- Coast Type: Embayed
- Body of Water: Patuxent River
- Shore Direction of Face: Northwest
- Beach Type: High Bank
- Average Shore Height: 40 feet
- Average Fetch: 3 nautical mile
- Distance to 6ft Contour:
- Avg Pre-constructuion Beach Width: 25 feet
Land Use: Residential
Problem: Severe erosion of the 40 ft upland bank would jeopardize the planned construction of an upscale retirement community.
Purpose: Shore protection, recreation

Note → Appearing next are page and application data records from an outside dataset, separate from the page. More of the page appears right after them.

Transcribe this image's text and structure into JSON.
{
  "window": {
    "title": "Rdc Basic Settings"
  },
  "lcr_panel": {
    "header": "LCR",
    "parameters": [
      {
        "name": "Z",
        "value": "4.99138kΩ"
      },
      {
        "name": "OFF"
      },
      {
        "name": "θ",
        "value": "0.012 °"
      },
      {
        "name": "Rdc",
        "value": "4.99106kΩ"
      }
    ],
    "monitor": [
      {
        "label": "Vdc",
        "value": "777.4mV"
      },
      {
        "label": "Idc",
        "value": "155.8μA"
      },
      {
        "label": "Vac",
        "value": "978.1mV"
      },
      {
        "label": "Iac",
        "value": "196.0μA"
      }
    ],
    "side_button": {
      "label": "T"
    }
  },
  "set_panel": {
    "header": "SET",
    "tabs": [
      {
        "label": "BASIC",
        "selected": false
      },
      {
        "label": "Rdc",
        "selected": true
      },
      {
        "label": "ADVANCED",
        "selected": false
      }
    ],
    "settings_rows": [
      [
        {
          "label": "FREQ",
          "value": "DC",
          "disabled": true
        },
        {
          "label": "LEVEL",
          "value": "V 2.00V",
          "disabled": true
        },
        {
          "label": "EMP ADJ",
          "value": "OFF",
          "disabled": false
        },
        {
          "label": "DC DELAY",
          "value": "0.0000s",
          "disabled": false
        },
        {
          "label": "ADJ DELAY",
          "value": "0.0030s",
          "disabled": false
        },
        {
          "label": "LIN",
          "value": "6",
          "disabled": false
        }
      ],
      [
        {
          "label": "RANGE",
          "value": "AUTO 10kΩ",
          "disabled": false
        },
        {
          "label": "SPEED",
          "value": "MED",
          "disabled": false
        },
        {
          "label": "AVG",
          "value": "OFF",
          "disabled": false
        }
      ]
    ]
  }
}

Prior to the construction of an upscale retirement community, the issue of the severely eroding banks had to be addressed. These 40 ft high sand rich banks had a historic erosion rate of 2 ft/yr. The project is situated within a larger shoreline reach extending from Hooper's Neck, north of the site, to Point Patience approximately one mile downstream. The morphologic expression of this larger reach and the historic pattern of shoreline change indicate that the reach is dominated by wave action from the northwest, which has a 7 mile fetch, causing alongshore sediment transport in the downstream direction. Asbury management desired a recreational, but protective beach and opted for a headland breakwater system utilizing the sand resource in the banks. This readily available sand represented a significant cost savings relative to the upland sources. The Asbury project is about 1,900 ft long and consists of several elements including three straight headland breakwaters, 110 ft long with gaps 200 ft and two transitional breakwaters 130 ft and 90 ft long on the downriver (downdrift) and upriver (updrift) ends, respectively. The project is bounded by a revetment and a short spur on both the downriver and upriver ends of the project. In addition, about 30,000 cy of sand was mined from the adjacent banks, and wetland vegetation was planted behind each breakwater and along the backshore. Beach berms were built at +3 ft and +6 ft MLW to address runup from the seasonal wind/wave climate and the 50 yr event. Additional project parameters accounted for in the design process included: the close proximity of proposed development to the shoreline; the sand rich 40 ft eroding bluffs; upland drainage had to pass through shoreline outfalls; and potential downdrift impacts.